By Marcus Kolga, May 23, 2017
Canada took a gigantic leap last week toward realizing its self-identified role as a global human rights leader when Chrystia Freeland announced the government would back global Magnitsky legislation. When it passes, the legislation will empower the government to apply sanctions, including visa bans and asset freezes, against the torturers, jailers and murderers of activists around the world.
The five-year battle to adopt this straightforward, yet powerful, legislation has faced serious pushback from Russian, Chinese and Iranian regime supporters and their economic allies in Canada. Sadly, for Canadians, lurking over the brave human rights crusader that they see in the national mirror, is the dark shadow of foreign economic interests.
Since the end of the Second World War, Canadians have eagerly crafted an international self-identity that is dominated by the notions of peacekeeping and advocacy of global human rights. Human rights are part of Canada’s national narrative and its involvement in the development of the Universal Declaration of Human Rights is at the centre of it.
Sadly, for Canadians, lurking over the brave human rights crusader that they see in the national mirror, is the dark shadow of foreign economic interests.
In fact, wording on the Global Affairs Canada website has endured unchanged for several elections, cabinet shuffles and four different prime ministers. The unchanged text in the human rights section declares that “Canada has been a consistently strong voice for the protection of human rights and the advancement of democratic values. This started with our central role in the drafting of the Universal Declaration of Human Rights in 1947-1948 to our work at the United Nations today.”
Yet Canada’s support for the Universal Declaration of Human Rights was as much of an uphill battle as the struggle to adopt Magnitsky legislation. As we Canadians proudly like to remind the world, the universal declaration was the result of the work of Canadian legal scholar John Peters Humphrey and former U.S. first lady, Eleanor Roosevelt.
In stark contrast to the lore that’s featured on the website, Louis St. Laurent’s government, in fact, did everything it could to stall, derail and avoid supporting the universal declaration in 1948.
When the final draft of the declaration was tabled at the committee stage, the Canadian delegation was among a handful, including the Soviet Union and those under its control, to abstain from supporting it.
Embarrassed by its closest allies, the United Kingdom and United States, for abstaining with the Soviets, the Canadian delegation voted to adopted the declaration when it was tabled at the Paris General Assembly in December, 1948.
As in the 1940s, the Trudeau government’s resistance toward adopting Magnitsky legislation threatened to align it with some unsavoury regimes. Former minister of foreign affairs, Stéphane Dion, lamented that Magnitsky legislation might antagonize Russia — and other states that abuse human rights — and threaten Canada’s limited interests in states ruled by those repressive regimes. As former Liberal leader Bob Rae has said, “we must not confuse engagement for appeasement.”

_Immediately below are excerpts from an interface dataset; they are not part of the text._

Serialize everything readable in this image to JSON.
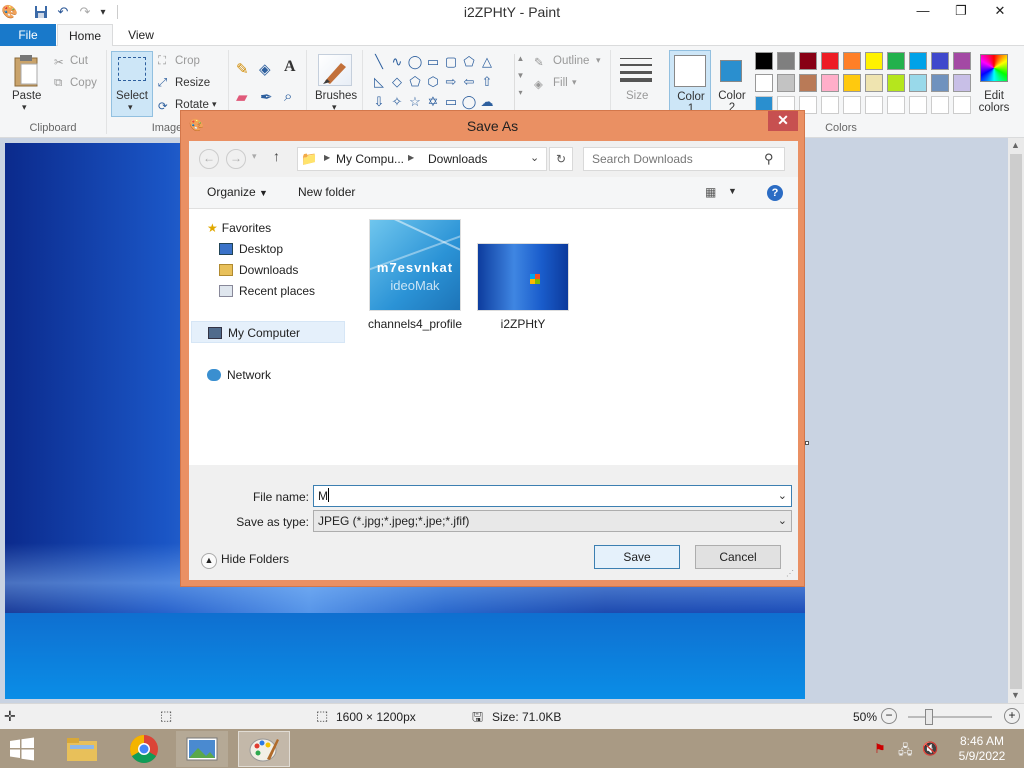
{
  "window": {
    "title": "i2ZPHtY - Paint",
    "min_glyph": "—",
    "max_glyph": "❐",
    "close_glyph": "✕"
  },
  "tabs": {
    "file": "File",
    "home": "Home",
    "view": "View"
  },
  "ribbon": {
    "clipboard": {
      "paste": "Paste",
      "cut": "Cut",
      "copy": "Copy",
      "group": "Clipboard"
    },
    "image": {
      "select": "Select",
      "crop": "Crop",
      "resize": "Resize",
      "rotate": "Rotate",
      "group": "Image"
    },
    "tools": {
      "brushes": "Brushes"
    },
    "shapes": {
      "outline": "Outline",
      "fill": "Fill"
    },
    "size": "Size",
    "color1": "Color 1",
    "color2": "Color 2",
    "edit_colors": "Edit colors",
    "colors_group": "Colors",
    "palette_top": [
      "#000000",
      "#7f7f7f",
      "#880015",
      "#ed1c24",
      "#ff7f27",
      "#fff200",
      "#22b14c",
      "#00a2e8",
      "#3f48cc",
      "#a349a4"
    ],
    "palette_mid": [
      "#ffffff",
      "#c3c3c3",
      "#b97a57",
      "#ffaec9",
      "#ffc90e",
      "#efe4b0",
      "#b5e61d",
      "#99d9ea",
      "#7092be",
      "#c8bfe7"
    ],
    "color1_value": "#ffffff",
    "color2_value": "#2a8fcf"
  },
  "dialog": {
    "title": "Save As",
    "breadcrumb": {
      "root": "My Compu...",
      "current": "Downloads"
    },
    "search_placeholder": "Search Downloads",
    "organize": "Organize",
    "new_folder": "New folder",
    "nav": {
      "favorites": "Favorites",
      "desktop": "Desktop",
      "downloads": "Downloads",
      "recent": "Recent places",
      "my_computer": "My Computer",
      "network": "Network"
    },
    "files": [
      {
        "name": "channels4_profile"
      },
      {
        "name": "i2ZPHtY"
      }
    ],
    "thumb_text": {
      "line1": "m7esvnkat",
      "line2": "ideoMak"
    },
    "file_name_label": "File name:",
    "file_name_value": "M",
    "save_type_label": "Save as type:",
    "save_type_value": "JPEG (*.jpg;*.jpeg;*.jpe;*.jfif)",
    "hide_folders": "Hide Folders",
    "save": "Save",
    "cancel": "Cancel"
  },
  "status": {
    "dimensions": "1600 × 1200px",
    "size": "Size: 71.0KB",
    "zoom": "50%",
    "zoom_level": 0.5
  },
  "taskbar": {
    "time": "8:46 AM",
    "date": "5/9/2022"
  }
}
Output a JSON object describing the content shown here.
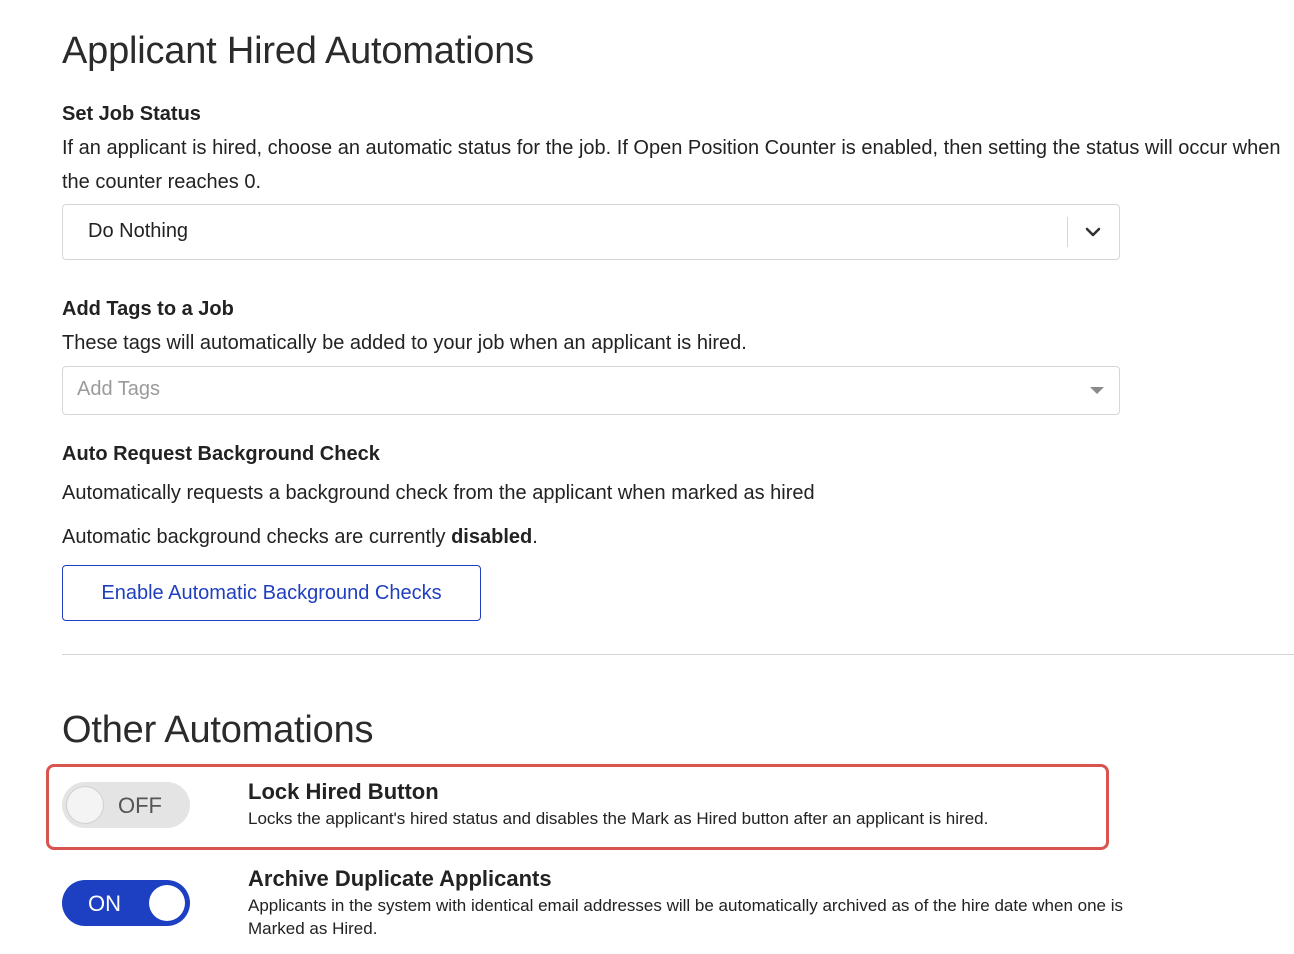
{
  "section_hired": {
    "title": "Applicant Hired Automations",
    "job_status": {
      "label": "Set Job Status",
      "description": "If an applicant is hired, choose an automatic status for the job. If Open Position Counter is enabled, then setting the status will occur when the counter reaches 0.",
      "selected_value": "Do Nothing",
      "icon": "chevron-down-icon"
    },
    "tags": {
      "label": "Add Tags to a Job",
      "description": "These tags will automatically be added to your job when an applicant is hired.",
      "placeholder": "Add Tags",
      "icon": "caret-down-icon"
    },
    "background_check": {
      "label": "Auto Request Background Check",
      "description": "Automatically requests a background check from the applicant when marked as hired",
      "status_prefix": "Automatic background checks are currently ",
      "status_value": "disabled",
      "status_suffix": ".",
      "button_label": "Enable Automatic Background Checks"
    }
  },
  "section_other": {
    "title": "Other Automations",
    "items": [
      {
        "toggle_state": "OFF",
        "title": "Lock Hired Button",
        "description": "Locks the applicant's hired status and disables the Mark as Hired button after an applicant is hired.",
        "highlighted": true
      },
      {
        "toggle_state": "ON",
        "title": "Archive Duplicate Applicants",
        "description": "Applicants in the system with identical email addresses will be automatically archived as of the hire date when one is Marked as Hired.",
        "highlighted": false
      }
    ]
  },
  "colors": {
    "accent": "#1d3fc1",
    "highlight_border": "#d9534f",
    "toggle_off_bg": "#e4e4e4"
  }
}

Over recent years, a stream of human rights victims testified in Parliament, each calling on the government to adopt the human rights legislation to demonstrate solidarity with activists and perhaps even protect them.
Some Canadian politicians, who use human rights advocacy as a primary justification for their political existence, rarely do little more than blow hot air without making any substantial difference.
Among them was murdered Russian opposition leader, Boris Nemtsov, who asked parliamentarians to adopt Magnitsky legislation in 2012. Vladimir Kara-Murza, who between being poisoned the past two years, managed to come to Ottawa to echo Nemtsov’s requests. When Kara-Murza returns to Ottawa at the end of this month, it will hopefully be to thank parliamentarians for their solidarity and active support.
Some Canadian politicians, who use human rights advocacy as a primary justification for their political existence, rarely do little more than blow hot air without making any substantial difference. They know who they are. They avoid tough action on the worst human rights abusers — China, Iran, Russia — and save their torrents of principled fury for regimes in countries where Canada has few real interests, such as North Korea.
Magnitsky legislation will now enable Canadian parliamentarians to target abusers with pinpoint accuracy through a formal process that will eliminate superficial political risks and produce meaningful consequences for abusers that can alter bad behaviour.
In the long run Canada will embrace adopting Magnitsky legislation, just as it has with the Universal Declaration on Human Rights. Canada is a good and just nation, and today the world is looking to us for leadership. By adopting Magnitsky, we signal to them that we’re ready to for that challenge.
Marcus Kolga is a communications strategist, filmmaker and publisher of UpNorth.eu. He is a Senior Fellow at the Macdonald-Laurier Institute’s Foreign Policy Centre and is one of the leaders of the Canadian campaign for Magnitsky legislation.